No, especially if you stated using it when it was brand new. Older equipment who’s past you don’t know might benefit from a good cleaning when you first purchase it, but regular use of our product should make yearly or bi-annual cleaning unnecessary.

Normally, you can’t. Air pressure on the vent pipe while driving keeps any vapors released from the toilet inside the RV. If your black tank is smelly, the inside of your RV will be, too. There’s a silver lining for our customers, though—our product makes your tanks odor-free, so flushing while driving now keeps you smiling!

Somewhere safe from freezing, with the cap on. Evaporation is much more likely to make the product ineffective than temperature. The product will be ruined if it gets hotter than 160 degrees, so don’t cook it in a microwave or boil it. Freezing will only completely kill the probiotics if ice crystallization occurs, which pierces cell walls and makes recovery impossible. It can get quite cold and still be used as long as it hasn’t turned into a solid block.

One year would be optimal for opened containers, up to two years if unopened. Containers of product much older than that have been reported to still be effective, but you would have to try it out to know for sure. The best test is the smell test—if it smells rotten, it is bad. Product that still is “live” has a healthy smell of fermented molasses.

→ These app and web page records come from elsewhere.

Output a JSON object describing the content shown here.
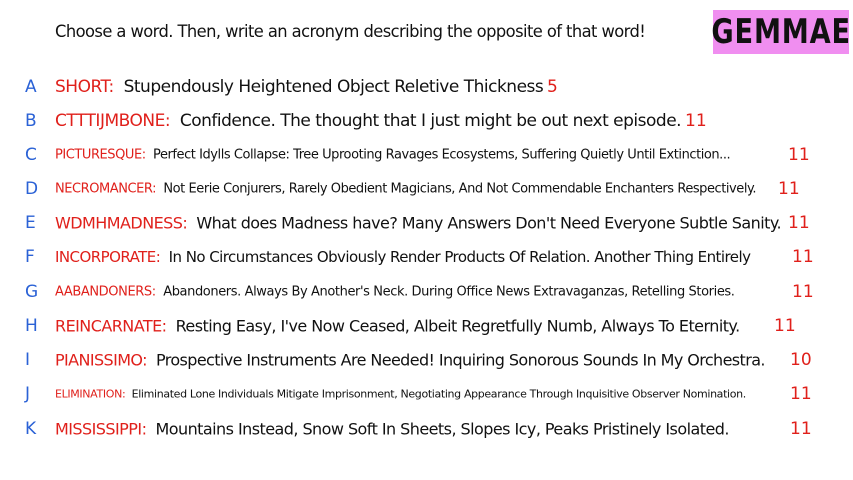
{
  "prompt": "Choose a word. Then, write an acronym describing the opposite of that word!",
  "badge": "GEMMAE",
  "rows": [
    {
      "letter": "A",
      "word": "SHORT",
      "acronym": "Stupendously Heightened Object Reletive Thickness",
      "count": "5"
    },
    {
      "letter": "B",
      "word": "CTTTIJMBONE",
      "acronym": "Confidence. The thought that I just might be out next episode.",
      "count": "11"
    },
    {
      "letter": "C",
      "word": "PICTURESQUE",
      "acronym": "Perfect Idylls Collapse: Tree Uprooting Ravages Ecosystems, Suffering Quietly Until Extinction...",
      "count": "11"
    },
    {
      "letter": "D",
      "word": "NECROMANCER",
      "acronym": "Not Eerie Conjurers, Rarely Obedient Magicians, And Not Commendable Enchanters Respectively.",
      "count": "11"
    },
    {
      "letter": "E",
      "word": "WDMHMADNESS",
      "acronym": "What does Madness have? Many Answers Don't Need Everyone Subtle Sanity.",
      "count": "11"
    },
    {
      "letter": "F",
      "word": "INCORPORATE",
      "acronym": "In No Circumstances Obviously Render Products Of Relation. Another Thing Entirely",
      "count": "11"
    },
    {
      "letter": "G",
      "word": "AABANDONERS",
      "acronym": "Abandoners. Always By Another's Neck. During Office News Extravaganzas, Retelling Stories.",
      "count": "11"
    },
    {
      "letter": "H",
      "word": "REINCARNATE",
      "acronym": "Resting Easy, I've Now Ceased, Albeit Regretfully Numb, Always To Eternity.",
      "count": "11"
    },
    {
      "letter": "I",
      "word": "PIANISSIMO",
      "acronym": "Prospective Instruments Are Needed! Inquiring Sonorous Sounds In My Orchestra.",
      "count": "10"
    },
    {
      "letter": "J",
      "word": "ELIMINATION",
      "acronym": "Eliminated Lone Individuals Mitigate Imprisonment, Negotiating Appearance Through Inquisitive Observer Nomination.",
      "count": "11"
    },
    {
      "letter": "K",
      "word": "MISSISSIPPI",
      "acronym": "Mountains Instead, Snow Soft In Sheets, Slopes Icy, Peaks Pristinely Isolated.",
      "count": "11"
    }
  ],
  "colors": {
    "letter": "#2b62d6",
    "word": "#e0201b",
    "count": "#e0201b",
    "badge_bg": "#f08ef0",
    "text": "#111111"
  }
}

It depends on what was being used before. Any product that contains bronopol or formaldehyde will leave residue in the sludge that will kill probiotics, and a professional cleaning will be necessary. If chemical cleaners were being used, flushing the tank with water for five minutes or so would be a good idea. Enzyme and bacterial products don’t require any precautions.

Technically, most cleaning products are bad for probiotics. On a countertop, small amounts of bleach or disinfectant are sufficient to drastically reduce population counts for bacteria. However, a tank that is dosed with our product has billions and billions more microbes that a countertop. The cleaning product might be lethal when it is sprayed, but by the time it gets down into the tank it is too diluted to have much effect on such a huge mass of probiotics. Some die, but many more keep being made.

The short answer is that it doesn’t matter what kind of cleaning products you use as long as you aren’t pouring entire gallons down the toilet. That would be bad, but the worst thing that could happen is that you’ll need to add some more of our product next time you drain your tank.

The best thing that you can do is leave a few gallons in the tank. That’s it. If you want to clean your sensors, add water until it would cover them inside the tank—you’ll have to crack out your trusty manual for this one, although 2/3 to 3/4 should cover the sensors in almost all tanks. Add a few extra ounces of product and leave it until spring. The probiotics will gradually eat up all the bio-mass in the tank and pass away naturally, leaving slightly discolored, odorless water that will rinse out easily before you start using it again.